The Clarence Brown Theater, on the campus of the University of Tennessee, is named in his honor. He is tied with Robert Altman and Alfred Hitchcock for the most Academy Award nominations for best director without a single win.
- The Law of the Land (1917)
- The Blue Bird (1918)
- The Great Redeemer (1920)
- The Last of the Mohicans (1920)
- The Foolish Matrons (1921)
- The Light in the Dark (1922)
- Don't Marry for Money (1923)
- The Acquittal (1923)
- The Signal Tower (1924)
- Butterfly (1924)
- The Eagle (1925)
- The Goose Woman (1925)
- Smouldering Fires (1925)
- Flesh and the Devil (1926)
- Kiki (1926)
- A Woman of Affairs (1928)
- The Trail of '98 (1929)
- Navy Blues (1929)
- Wonder of Women (1929)
- Anna Christie (1930) - Academy Award nomination for Best Director (see NOTE below)
- Romance (1930) - Academy Award nomination for Best Director (see NOTE below)
- Inspiration (1931)
- Possessed (1931)
- A Free Soul (1931) - Academy Award nomination for Best Director
- Emma (1932)
- Letty Lynton (1932)
- The Son-Daughter (1932)
- Looking Forward (1933)
- Night Flight (1933)
- Sadie McKee (1934)
- Chained (1934)
- Ah, Wilderness! (1935)
- Anna Karenina (1935)
- Wife vs. Secretary (1935)
- The Gorgeous Hussy (1936)
- Conquest (1937)
- Of Human Hearts (1938)
- Idiot's Delight (1939)
- The Rains Came (1939)
- Edison, the Man (1940)
- Come Live with Me (1941)
- They Met in Bombay (1941)
- The Human Comedy (1943) - Academy Award nominations for Best Director and for Best Picture
- The White Cliffs of Dover (1944)
- National Velvet (1944) - Academy Award nomination for Best Director
- The Yearling (1946) - Academy Award nomination for Best Director

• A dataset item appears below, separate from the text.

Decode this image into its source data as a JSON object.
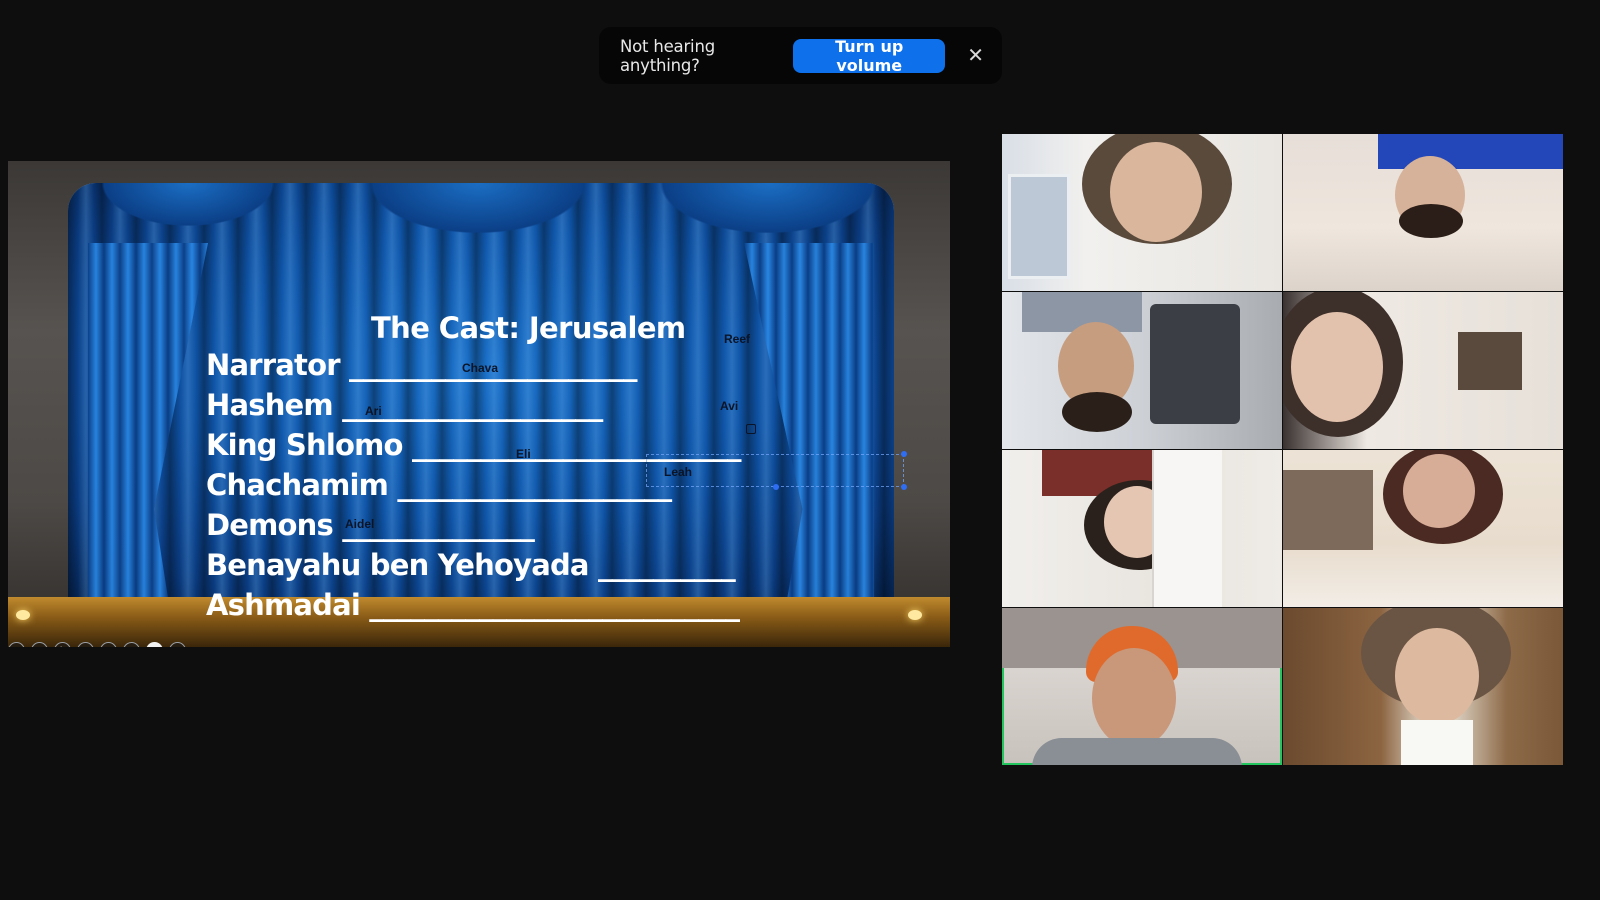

- Song of Love (1947)
- Intruder in the Dust (1949)
- To Please a Lady (1950)
- Angels in the Outfield (1951)
- When in Rome (1952)

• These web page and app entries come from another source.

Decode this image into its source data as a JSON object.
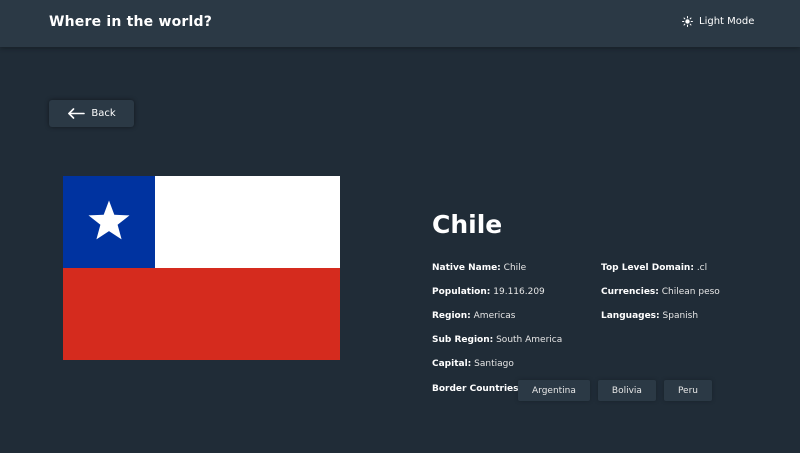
{
  "header": {
    "title": "Where in the world?",
    "theme_toggle_label": "Light Mode",
    "theme_toggle_icon": "sun-icon"
  },
  "back_button": {
    "label": "Back",
    "icon": "arrow-left-icon"
  },
  "country": {
    "name": "Chile",
    "flag": {
      "description_icon": "chile-flag",
      "colors": {
        "blue": "#0033a0",
        "white": "#ffffff",
        "red": "#d52b1e"
      }
    },
    "details_left": [
      {
        "label": "Native Name:",
        "value": "Chile"
      },
      {
        "label": "Population:",
        "value": "19.116.209"
      },
      {
        "label": "Region:",
        "value": "Americas"
      },
      {
        "label": "Sub Region:",
        "value": "South America"
      },
      {
        "label": "Capital:",
        "value": "Santiago"
      }
    ],
    "details_right": [
      {
        "label": "Top Level Domain:",
        "value": ".cl"
      },
      {
        "label": "Currencies:",
        "value": "Chilean peso"
      },
      {
        "label": "Languages:",
        "value": "Spanish"
      }
    ],
    "border_countries_label": "Border Countries:",
    "border_countries": [
      "Argentina",
      "Bolivia",
      "Peru"
    ]
  },
  "colors": {
    "background": "#202c37",
    "elements": "#2b3945",
    "text": "#ffffff"
  }
}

- Plymouth Adventure (1952)
NOTE: In 1929/1930, Brown received one Academy Award nomination for two films. According to the Academy of Motion Picture Arts and Sciences, "As allowed by the award rules for this year, a single nomination could honor work in one or more films."

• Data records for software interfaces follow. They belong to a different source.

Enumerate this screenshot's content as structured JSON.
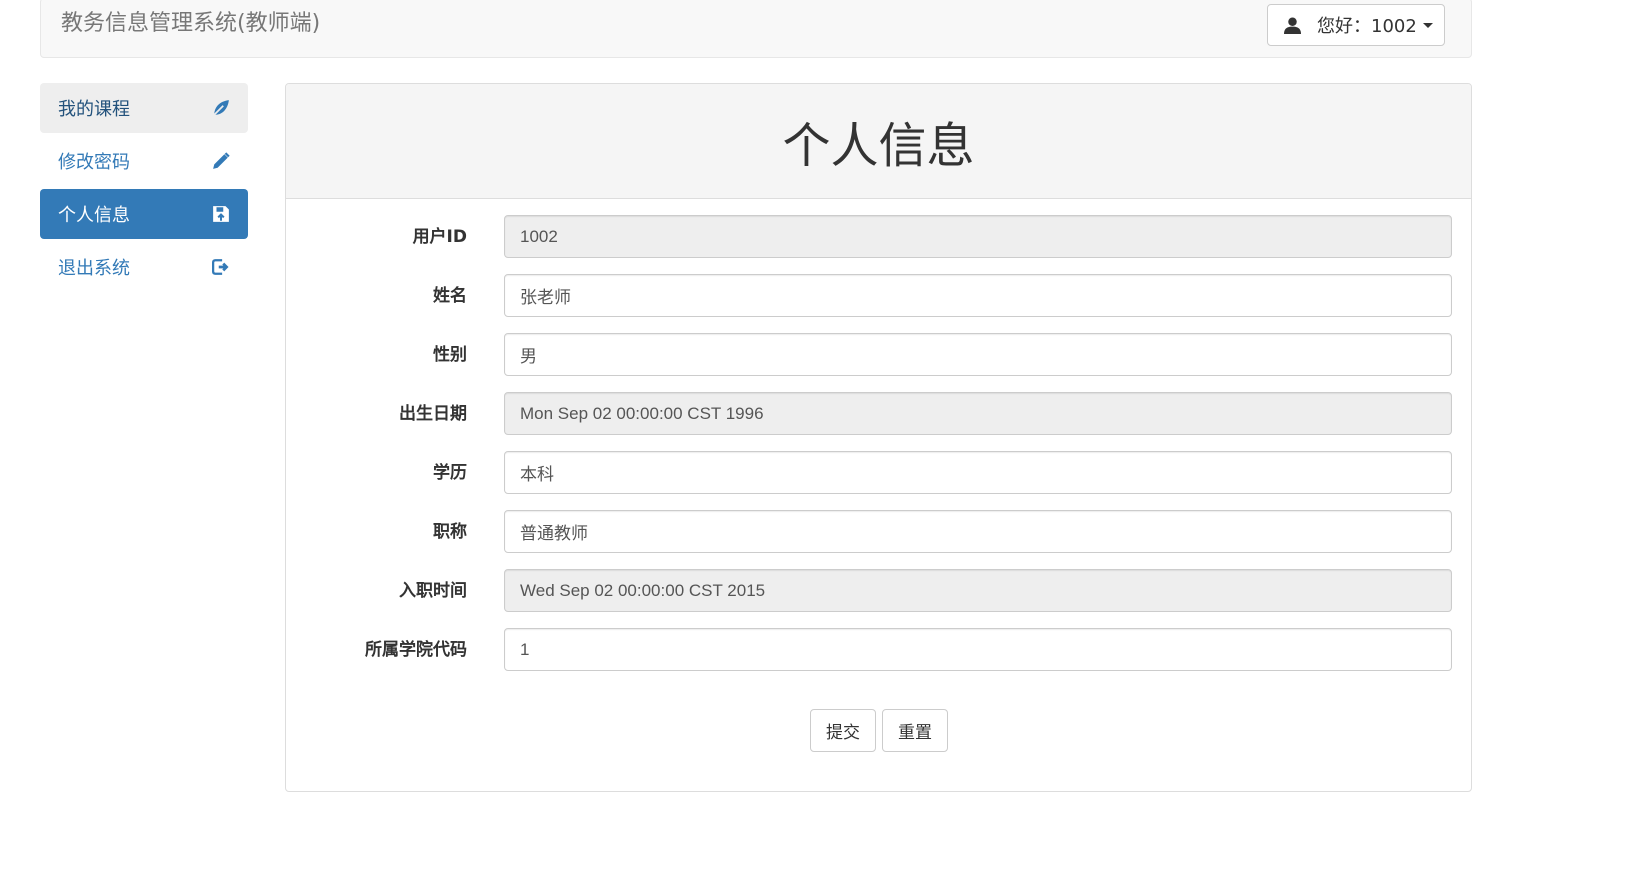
{
  "navbar": {
    "brand": "教务信息管理系统(教师端)",
    "user_greeting": "您好：1002",
    "user_icon": "user-icon"
  },
  "sidebar": {
    "items": [
      {
        "label": "我的课程",
        "icon": "leaf-icon",
        "state": "hover"
      },
      {
        "label": "修改密码",
        "icon": "pencil-icon",
        "state": "normal"
      },
      {
        "label": "个人信息",
        "icon": "save-icon",
        "state": "active"
      },
      {
        "label": "退出系统",
        "icon": "logout-icon",
        "state": "normal"
      }
    ]
  },
  "main": {
    "title": "个人信息",
    "fields": [
      {
        "label": "用户ID",
        "value": "1002",
        "readonly": true
      },
      {
        "label": "姓名",
        "value": "张老师",
        "readonly": false
      },
      {
        "label": "性别",
        "value": "男",
        "readonly": false
      },
      {
        "label": "出生日期",
        "value": "Mon Sep 02 00:00:00 CST 1996",
        "readonly": true
      },
      {
        "label": "学历",
        "value": "本科",
        "readonly": false
      },
      {
        "label": "职称",
        "value": "普通教师",
        "readonly": false
      },
      {
        "label": "入职时间",
        "value": "Wed Sep 02 00:00:00 CST 2015",
        "readonly": true
      },
      {
        "label": "所属学院代码",
        "value": "1",
        "readonly": false
      }
    ],
    "submit_label": "提交",
    "reset_label": "重置"
  },
  "colors": {
    "primary": "#337ab7",
    "readonly_bg": "#eeeeee",
    "panel_heading_bg": "#f5f5f5"
  }
}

- Brownlow, Kevin. "Clarence Brown" in The Parade's Gone By New York: Knopf, 1968
- "The Hollywood Professionals, Vol. 6: Frank Capra, George Cukor, Clarence Brown" by Allen Estrin, AS Barnes, 1980
- An Extraordinary Town, How one of America's smallest towns shaped the world - A Historical Marketing Book by A. J. Bastarache. Featuring a comprehensive section on Clarence Brown.
- Young, Gwenda. 'Clarence Brown: From Knoxville to Hollywood and Back'. Journal of East Tennessee History', 2002. 73 :53-73
- Young, Gwenda. "Star Maker:The Career of Clarence Brown". Sight and Sound April, 2003. http://www.bfi.org.uk/sightandsound/feature/94
- Neely, Jack. "Clarence Brown: The Forgotten Director". 'Metropulse March 2008. 'http://www.metropulse.com/news/2008/mar/06/clarence-brown-forgotten-director/
- Clarence Brown at the Internet Movie Database
- "An Extraordinary Town, How one of America's smallest towns shaped the world" A book on Clarence Brown's home town with an extensive section on the life and contributions of Clarence Brown.
- Academy Awards Database Information available on the actual dates and nominations, plus commentary on the nominations for multiple roles/films in 1929/1930.
- Clarence Brown at Virtual History